Washington – With the death of conservative Justice Antonin Scalia, a narrowly divided Supreme Court now enters tricky terrain. Tie votes and tougher calculations will become the order of the day.
Scalia appeared ready this term to help a slender conservative majority upend such things as California teacher union fees and a University of Texas affirmative action scheme.
Now, the court that decided 20 percent of its cases last term on 5-4 votes is reduced to an eight-member body that is evenly split between Republican and Democratic appointees.
A litany of 4-4 ties could result for some of the nation’s most pressing legal controversies.
In January, for example, Scalia hammered at California Solicitor General Edward DuMont over the issue of mandatory fees charged by the California Teachers Association. Conservatives challenge the fees as an infringement on nonmembers’ First Amendment rights, and Scalia made it clear that he was prepared to sustain the challenge.

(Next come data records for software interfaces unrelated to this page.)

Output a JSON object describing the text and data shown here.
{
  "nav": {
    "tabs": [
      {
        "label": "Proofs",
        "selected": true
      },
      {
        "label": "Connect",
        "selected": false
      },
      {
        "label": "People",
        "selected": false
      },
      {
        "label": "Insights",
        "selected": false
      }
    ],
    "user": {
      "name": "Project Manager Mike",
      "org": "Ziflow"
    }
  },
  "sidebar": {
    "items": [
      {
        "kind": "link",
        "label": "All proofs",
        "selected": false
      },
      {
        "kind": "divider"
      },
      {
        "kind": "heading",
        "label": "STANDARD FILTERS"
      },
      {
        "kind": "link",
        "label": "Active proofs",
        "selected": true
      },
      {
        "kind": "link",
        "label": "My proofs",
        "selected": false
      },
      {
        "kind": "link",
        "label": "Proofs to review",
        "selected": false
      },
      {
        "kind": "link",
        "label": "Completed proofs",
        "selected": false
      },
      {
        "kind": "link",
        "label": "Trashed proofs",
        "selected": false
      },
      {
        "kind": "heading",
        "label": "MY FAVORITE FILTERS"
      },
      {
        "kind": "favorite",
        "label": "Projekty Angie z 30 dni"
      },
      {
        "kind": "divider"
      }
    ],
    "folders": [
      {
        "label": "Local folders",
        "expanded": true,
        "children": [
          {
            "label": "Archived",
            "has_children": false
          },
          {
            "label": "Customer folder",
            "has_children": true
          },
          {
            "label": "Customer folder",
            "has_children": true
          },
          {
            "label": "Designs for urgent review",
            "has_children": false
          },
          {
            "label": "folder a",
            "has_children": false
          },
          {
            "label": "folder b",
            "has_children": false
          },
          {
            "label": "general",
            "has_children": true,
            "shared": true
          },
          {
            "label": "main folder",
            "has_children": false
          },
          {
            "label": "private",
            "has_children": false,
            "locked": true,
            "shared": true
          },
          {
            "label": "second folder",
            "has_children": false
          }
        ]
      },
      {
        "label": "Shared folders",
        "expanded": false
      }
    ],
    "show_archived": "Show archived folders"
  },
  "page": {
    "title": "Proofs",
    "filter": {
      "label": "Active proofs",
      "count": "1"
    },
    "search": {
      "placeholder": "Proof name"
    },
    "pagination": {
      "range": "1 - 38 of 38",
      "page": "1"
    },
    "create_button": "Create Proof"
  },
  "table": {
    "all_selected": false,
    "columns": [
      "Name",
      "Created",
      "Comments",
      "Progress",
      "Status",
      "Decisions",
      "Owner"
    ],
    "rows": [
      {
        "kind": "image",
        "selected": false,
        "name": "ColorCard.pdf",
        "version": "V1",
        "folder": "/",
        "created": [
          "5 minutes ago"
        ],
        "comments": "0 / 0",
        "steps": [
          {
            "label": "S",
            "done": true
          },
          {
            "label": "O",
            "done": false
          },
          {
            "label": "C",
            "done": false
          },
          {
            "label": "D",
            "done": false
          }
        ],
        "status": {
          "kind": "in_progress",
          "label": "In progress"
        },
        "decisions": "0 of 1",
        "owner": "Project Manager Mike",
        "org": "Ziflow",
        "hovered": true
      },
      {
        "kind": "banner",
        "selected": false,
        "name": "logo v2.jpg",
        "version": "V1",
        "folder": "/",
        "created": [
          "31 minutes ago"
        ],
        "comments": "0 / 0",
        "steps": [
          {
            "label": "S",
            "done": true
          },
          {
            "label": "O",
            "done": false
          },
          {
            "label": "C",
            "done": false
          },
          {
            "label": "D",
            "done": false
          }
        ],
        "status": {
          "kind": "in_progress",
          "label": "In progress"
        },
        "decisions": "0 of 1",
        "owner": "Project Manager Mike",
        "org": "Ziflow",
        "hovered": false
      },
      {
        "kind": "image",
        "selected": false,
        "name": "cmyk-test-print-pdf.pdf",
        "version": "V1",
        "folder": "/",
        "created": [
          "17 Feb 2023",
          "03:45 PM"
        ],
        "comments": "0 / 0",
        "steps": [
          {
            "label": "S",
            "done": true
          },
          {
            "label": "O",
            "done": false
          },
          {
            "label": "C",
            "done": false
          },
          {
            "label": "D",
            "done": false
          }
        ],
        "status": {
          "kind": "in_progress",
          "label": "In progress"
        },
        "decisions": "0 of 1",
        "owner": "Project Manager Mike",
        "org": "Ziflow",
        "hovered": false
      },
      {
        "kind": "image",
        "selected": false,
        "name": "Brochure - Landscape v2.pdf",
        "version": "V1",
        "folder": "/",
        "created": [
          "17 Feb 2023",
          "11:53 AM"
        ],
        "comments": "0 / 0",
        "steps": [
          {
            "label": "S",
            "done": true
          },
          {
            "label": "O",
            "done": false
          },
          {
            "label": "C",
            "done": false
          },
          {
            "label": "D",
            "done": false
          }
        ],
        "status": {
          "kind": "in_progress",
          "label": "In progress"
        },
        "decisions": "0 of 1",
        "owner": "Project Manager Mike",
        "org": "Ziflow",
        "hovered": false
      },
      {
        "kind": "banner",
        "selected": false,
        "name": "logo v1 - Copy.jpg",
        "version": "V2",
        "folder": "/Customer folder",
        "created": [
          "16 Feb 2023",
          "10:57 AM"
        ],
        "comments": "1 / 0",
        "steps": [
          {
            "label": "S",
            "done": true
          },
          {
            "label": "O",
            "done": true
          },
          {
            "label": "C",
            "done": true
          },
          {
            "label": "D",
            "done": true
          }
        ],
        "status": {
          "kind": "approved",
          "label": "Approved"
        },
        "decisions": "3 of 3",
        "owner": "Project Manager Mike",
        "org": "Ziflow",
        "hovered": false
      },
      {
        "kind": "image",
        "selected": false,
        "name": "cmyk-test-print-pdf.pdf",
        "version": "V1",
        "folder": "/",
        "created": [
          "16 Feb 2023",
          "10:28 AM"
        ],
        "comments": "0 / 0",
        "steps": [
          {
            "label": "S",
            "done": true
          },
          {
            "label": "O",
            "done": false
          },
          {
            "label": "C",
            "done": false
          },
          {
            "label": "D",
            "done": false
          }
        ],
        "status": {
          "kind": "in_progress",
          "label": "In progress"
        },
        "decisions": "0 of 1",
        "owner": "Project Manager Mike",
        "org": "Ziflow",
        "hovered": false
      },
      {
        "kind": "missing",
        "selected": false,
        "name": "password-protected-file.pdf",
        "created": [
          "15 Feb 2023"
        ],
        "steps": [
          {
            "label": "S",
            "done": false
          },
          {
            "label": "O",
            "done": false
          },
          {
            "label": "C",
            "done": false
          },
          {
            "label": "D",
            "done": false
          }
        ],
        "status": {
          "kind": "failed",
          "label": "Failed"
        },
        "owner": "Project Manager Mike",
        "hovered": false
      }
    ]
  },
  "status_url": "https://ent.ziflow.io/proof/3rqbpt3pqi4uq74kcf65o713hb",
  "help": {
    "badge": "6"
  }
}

The association won at a lower level. That was fine with conservative challengers, whose intention all along was to reach the Supreme Court and get an unwanted 1977 precedent-setting decision overturned.
Now, though, a 4-4 tie is likely, in which case the lower court’s decision is upheld.
In another consequence, the challenge to affirmative action in Fisher v. University of Texas, which the court heard in December, could now come to a different conclusion, as liberal Justice Elena Kagan had already recused herself. Had he lived, Scalia would have voted against the university’s affirmative action plan.